He may have served as the Speaker of the House for nearly four years, made dozens of appearances on the flagship interview shows of the Washington circuit, and founded a hydra of a political organization so vast that it's nicknamed "Newt Inc."
But don't call Newt Gingrich a D.C. guy.
“I'm not a Washington figure, despite the years I've been here," the former House speaker told reporters at a Christian Science Monitor breakfast on Monday. “I’m essentially an American whose ties are across the country and whose interest is in how you change Washington and not how you make Washington happy.”
Gingrich said he has “many many supporters” who have backed him since the 1980s, but he insists most of that base is primarily “grassroots.”
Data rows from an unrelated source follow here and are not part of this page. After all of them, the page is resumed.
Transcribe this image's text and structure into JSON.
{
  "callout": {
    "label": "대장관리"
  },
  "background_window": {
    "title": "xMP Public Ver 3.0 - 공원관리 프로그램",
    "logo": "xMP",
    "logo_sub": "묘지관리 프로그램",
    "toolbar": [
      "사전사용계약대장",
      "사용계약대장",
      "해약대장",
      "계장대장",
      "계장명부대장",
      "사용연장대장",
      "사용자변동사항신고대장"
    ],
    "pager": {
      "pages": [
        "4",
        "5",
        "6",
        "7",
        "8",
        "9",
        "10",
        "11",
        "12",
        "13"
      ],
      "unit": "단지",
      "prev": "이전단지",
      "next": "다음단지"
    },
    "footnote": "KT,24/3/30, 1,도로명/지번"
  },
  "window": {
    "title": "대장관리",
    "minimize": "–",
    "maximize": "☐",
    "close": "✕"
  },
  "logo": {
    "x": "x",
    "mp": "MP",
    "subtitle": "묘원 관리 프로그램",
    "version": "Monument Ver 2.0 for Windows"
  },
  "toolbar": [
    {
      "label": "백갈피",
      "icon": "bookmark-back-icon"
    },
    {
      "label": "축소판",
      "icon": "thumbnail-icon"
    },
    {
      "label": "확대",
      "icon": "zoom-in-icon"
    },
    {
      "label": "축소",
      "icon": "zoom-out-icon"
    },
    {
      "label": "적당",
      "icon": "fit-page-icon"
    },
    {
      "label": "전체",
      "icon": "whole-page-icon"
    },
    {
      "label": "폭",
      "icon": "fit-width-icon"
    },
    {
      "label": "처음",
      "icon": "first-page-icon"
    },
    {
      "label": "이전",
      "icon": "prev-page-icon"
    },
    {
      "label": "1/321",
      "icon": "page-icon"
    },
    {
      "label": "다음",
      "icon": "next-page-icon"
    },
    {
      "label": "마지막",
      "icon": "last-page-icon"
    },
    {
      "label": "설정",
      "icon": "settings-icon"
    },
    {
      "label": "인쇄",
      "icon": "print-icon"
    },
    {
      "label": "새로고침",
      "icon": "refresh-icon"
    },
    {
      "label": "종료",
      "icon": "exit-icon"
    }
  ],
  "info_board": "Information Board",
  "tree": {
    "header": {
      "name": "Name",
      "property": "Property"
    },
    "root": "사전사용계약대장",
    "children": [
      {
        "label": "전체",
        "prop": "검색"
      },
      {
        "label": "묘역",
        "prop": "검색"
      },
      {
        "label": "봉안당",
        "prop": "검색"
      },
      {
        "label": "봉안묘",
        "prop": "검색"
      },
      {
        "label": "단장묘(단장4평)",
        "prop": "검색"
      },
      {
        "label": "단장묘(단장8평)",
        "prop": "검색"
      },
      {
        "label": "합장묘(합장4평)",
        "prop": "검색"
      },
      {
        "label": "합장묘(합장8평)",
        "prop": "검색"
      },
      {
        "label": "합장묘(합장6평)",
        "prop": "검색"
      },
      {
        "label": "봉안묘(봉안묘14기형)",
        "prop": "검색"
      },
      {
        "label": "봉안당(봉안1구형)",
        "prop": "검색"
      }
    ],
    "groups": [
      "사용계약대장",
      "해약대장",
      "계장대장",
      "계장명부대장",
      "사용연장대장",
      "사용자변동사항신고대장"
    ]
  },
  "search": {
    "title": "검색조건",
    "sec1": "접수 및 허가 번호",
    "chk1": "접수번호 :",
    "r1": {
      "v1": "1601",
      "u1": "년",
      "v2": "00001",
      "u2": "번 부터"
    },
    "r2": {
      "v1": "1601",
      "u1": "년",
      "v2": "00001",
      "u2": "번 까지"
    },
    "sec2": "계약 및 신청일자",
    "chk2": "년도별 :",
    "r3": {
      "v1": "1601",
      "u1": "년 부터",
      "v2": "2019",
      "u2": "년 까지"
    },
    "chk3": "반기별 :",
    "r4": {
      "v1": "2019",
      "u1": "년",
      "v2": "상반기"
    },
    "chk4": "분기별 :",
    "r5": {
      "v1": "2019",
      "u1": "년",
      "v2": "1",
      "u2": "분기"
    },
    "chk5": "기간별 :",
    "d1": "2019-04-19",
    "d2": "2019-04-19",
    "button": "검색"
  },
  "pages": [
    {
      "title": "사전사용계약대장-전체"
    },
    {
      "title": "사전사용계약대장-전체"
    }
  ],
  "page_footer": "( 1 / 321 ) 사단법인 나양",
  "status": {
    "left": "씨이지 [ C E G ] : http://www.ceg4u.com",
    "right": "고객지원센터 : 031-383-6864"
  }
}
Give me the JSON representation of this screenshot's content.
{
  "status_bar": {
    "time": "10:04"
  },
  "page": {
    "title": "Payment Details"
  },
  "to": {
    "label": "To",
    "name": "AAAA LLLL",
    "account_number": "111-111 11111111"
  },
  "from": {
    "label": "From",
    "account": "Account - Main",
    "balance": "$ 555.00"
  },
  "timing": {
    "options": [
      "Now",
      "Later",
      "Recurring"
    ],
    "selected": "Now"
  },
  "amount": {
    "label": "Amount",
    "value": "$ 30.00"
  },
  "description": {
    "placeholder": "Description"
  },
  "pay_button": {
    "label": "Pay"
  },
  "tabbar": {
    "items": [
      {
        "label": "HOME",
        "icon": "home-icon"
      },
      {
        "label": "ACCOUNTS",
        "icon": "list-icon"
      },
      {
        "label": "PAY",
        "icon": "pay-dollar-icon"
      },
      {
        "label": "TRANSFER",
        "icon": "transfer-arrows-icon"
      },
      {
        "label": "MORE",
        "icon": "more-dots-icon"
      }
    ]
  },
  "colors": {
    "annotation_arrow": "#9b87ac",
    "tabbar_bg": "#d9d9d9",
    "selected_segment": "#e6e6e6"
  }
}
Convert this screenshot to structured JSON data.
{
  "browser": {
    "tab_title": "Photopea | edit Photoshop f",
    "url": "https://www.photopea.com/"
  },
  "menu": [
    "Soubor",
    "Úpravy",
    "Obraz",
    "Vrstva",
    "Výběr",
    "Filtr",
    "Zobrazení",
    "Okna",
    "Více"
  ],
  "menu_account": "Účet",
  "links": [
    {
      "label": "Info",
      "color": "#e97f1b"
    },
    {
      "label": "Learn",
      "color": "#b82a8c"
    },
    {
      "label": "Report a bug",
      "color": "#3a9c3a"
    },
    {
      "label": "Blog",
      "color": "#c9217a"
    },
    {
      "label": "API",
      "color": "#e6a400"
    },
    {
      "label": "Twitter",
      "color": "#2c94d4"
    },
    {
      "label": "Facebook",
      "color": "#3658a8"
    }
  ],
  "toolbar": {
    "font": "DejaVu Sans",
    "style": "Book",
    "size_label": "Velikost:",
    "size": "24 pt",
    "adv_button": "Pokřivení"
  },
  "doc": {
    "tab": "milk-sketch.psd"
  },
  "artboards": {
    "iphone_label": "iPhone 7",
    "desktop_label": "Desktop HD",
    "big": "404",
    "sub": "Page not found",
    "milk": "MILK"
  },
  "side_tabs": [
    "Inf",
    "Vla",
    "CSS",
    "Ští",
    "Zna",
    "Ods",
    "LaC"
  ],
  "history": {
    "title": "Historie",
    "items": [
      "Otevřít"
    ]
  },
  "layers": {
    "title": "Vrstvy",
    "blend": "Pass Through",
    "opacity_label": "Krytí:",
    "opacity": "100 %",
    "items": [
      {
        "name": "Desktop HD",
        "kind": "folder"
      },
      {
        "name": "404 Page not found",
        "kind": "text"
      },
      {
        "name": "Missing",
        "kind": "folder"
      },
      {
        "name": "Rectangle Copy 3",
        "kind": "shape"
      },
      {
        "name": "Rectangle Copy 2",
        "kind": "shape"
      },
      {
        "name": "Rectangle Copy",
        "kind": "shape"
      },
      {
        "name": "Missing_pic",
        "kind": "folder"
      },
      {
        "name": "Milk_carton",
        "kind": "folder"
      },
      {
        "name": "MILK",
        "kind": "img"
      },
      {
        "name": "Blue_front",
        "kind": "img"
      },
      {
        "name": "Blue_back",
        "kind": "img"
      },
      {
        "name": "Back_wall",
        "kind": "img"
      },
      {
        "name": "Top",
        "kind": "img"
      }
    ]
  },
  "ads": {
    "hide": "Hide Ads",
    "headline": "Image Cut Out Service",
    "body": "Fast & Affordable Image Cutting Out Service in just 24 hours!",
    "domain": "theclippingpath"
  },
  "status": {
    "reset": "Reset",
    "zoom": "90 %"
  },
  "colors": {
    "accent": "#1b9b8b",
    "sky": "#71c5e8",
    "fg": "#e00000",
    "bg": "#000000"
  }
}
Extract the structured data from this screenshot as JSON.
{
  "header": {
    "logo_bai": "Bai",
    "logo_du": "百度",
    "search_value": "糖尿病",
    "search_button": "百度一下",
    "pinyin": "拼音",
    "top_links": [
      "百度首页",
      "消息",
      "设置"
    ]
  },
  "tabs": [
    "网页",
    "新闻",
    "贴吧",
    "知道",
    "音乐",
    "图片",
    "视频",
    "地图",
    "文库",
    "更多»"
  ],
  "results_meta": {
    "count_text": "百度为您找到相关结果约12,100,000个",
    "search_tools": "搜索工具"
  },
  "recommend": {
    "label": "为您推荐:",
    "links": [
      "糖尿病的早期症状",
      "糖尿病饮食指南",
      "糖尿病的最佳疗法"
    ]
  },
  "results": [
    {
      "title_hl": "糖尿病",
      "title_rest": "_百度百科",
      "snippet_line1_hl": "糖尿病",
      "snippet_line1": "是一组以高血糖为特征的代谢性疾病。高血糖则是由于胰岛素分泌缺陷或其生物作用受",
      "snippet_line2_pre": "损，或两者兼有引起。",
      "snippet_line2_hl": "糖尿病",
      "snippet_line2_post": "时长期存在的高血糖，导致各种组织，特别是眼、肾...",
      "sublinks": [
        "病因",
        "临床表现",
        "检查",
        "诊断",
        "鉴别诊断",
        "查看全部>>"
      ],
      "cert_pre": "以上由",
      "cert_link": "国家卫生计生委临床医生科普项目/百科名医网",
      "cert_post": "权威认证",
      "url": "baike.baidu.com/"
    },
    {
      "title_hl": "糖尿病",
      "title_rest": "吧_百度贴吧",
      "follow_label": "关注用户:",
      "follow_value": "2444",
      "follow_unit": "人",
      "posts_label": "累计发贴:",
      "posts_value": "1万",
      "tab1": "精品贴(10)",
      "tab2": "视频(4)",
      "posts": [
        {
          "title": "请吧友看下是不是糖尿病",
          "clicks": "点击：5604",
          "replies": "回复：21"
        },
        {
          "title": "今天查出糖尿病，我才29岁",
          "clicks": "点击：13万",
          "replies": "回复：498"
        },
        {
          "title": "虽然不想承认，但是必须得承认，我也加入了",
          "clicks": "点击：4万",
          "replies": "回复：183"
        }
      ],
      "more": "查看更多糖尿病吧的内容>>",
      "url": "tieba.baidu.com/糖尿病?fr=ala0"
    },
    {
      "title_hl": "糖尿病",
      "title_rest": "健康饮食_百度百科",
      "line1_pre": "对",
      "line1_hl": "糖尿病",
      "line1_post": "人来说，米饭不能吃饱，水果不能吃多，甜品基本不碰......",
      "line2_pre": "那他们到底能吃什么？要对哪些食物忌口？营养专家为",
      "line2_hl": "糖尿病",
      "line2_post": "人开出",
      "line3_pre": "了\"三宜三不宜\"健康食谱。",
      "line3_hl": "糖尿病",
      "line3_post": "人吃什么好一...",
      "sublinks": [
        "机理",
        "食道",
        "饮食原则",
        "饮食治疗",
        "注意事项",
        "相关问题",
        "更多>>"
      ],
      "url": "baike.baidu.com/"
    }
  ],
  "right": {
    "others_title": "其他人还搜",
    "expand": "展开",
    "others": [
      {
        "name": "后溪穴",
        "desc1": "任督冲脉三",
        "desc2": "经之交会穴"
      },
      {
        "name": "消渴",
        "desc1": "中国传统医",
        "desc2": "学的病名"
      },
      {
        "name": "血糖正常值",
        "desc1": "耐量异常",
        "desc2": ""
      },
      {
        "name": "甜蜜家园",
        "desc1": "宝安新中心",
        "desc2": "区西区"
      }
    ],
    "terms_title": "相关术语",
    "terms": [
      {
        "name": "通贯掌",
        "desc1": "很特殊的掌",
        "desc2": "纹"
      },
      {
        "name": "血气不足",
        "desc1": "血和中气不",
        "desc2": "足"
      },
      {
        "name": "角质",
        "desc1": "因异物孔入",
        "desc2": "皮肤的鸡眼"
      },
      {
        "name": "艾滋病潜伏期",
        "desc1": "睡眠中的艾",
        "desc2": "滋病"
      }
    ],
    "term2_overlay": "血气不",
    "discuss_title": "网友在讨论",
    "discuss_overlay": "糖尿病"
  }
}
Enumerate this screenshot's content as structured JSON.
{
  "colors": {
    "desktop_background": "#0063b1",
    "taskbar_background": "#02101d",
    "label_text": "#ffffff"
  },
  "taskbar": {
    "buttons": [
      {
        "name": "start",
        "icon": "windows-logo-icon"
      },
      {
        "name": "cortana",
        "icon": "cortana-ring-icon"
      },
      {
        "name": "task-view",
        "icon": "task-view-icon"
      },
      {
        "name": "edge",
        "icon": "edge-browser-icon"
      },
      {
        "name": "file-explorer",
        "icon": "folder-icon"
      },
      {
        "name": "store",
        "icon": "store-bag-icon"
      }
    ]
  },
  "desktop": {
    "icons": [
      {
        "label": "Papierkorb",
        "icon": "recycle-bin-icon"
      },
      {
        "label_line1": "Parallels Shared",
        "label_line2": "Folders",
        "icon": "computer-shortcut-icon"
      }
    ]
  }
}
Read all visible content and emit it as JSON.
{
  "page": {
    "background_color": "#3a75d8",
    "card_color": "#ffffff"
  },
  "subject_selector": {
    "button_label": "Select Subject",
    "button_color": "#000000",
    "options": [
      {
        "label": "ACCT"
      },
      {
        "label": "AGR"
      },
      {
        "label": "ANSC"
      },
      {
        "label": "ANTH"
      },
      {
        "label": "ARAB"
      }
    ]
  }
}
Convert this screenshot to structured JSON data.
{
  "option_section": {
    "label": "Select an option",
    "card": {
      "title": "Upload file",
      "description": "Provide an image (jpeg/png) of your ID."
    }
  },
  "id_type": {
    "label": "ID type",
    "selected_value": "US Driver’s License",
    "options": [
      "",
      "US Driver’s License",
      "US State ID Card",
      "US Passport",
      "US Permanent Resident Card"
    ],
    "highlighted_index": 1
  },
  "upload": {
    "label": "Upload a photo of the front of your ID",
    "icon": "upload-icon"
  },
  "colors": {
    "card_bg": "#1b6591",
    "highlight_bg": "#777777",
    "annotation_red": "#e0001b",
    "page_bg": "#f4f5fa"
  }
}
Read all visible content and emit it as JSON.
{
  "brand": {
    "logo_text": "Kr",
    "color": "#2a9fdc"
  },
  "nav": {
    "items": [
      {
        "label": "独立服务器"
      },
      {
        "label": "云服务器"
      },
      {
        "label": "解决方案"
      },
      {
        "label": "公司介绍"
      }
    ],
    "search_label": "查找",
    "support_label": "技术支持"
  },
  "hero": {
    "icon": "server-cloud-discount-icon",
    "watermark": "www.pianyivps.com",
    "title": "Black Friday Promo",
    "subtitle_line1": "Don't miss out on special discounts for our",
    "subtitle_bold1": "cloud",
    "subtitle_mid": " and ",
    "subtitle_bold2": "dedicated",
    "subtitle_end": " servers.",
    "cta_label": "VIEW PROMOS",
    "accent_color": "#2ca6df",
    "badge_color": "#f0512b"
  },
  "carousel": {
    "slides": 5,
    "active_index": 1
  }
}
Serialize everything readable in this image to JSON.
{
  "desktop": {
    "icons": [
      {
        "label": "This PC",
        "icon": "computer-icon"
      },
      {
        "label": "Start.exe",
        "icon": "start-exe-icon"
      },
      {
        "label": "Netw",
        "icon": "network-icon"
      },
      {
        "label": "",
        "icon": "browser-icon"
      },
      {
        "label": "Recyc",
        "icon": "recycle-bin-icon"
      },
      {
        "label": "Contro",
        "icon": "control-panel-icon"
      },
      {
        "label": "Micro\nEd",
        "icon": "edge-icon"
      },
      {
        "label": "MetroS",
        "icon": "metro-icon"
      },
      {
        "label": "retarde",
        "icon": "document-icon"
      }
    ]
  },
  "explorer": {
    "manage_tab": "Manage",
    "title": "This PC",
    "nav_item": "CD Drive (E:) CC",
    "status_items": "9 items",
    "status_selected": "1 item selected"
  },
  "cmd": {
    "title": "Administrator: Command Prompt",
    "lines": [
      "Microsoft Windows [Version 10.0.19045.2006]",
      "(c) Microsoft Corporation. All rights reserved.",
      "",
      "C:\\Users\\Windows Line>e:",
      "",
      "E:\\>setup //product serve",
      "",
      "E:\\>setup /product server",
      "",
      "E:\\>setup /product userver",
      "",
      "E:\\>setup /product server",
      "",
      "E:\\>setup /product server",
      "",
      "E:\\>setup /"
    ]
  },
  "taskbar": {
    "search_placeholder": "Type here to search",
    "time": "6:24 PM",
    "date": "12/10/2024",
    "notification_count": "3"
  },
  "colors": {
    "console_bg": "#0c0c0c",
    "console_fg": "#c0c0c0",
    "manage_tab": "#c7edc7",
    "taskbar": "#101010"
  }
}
The presidential contender pointed to widespread criticism of his (35th) appearance on NBC’s Meet the Press as a sign that the Beltway intelligentsia are not in his corner.
"It is impossible to watch television in the last week and not get the conclusion that I'm definitely not the candidate of Washington, D.C.,” he said, noting the positive response he received from voters in Iowa during a campaign swing there last weekend.
“Everywhere I go across Iowa, everywhere I see people randomly, they have figured out I am the guy who wants to change Washington, and they can tell it because the people they see on TV from Washington aren’t happy with me. … I will clearly be the most change-oriented, the most fundamental reform candidate in this race in either party.”
Newt Gingrich at the Monitor Breakfast - May 23, 2011
In his 36th Monitor breakfast appearance, the former Speaker dismissed critics who have called his campaign dead-on-arrival, commented drily about the press’s predilection for “gotcha questions,” and highlighted his policy victories while serving in Congress.
“I have a clear record of significant change in Washington,” he said in his opening remarks.
Gingrich also addressed questions about his personal finances, saying that he is “totally mystified” at the attention received by a Politico story last week revealing that Gingrich once carried a debt of hundreds of thousands of dollars to luxury jewelry store Tiffany’s.
“I owe no personal debts,” he said after noting that expenditures made by himself and his wife Callista are not made with public money and represent only after-tax income.
“If Obama followed our pattern of fiscal responsibility, the United States would currently be running a surplus and be buying back debt from the Chinese,” he said. “I’m happy to say I love my wife. I love many of our family and friends. We’ve tried to be very good to a range of people.”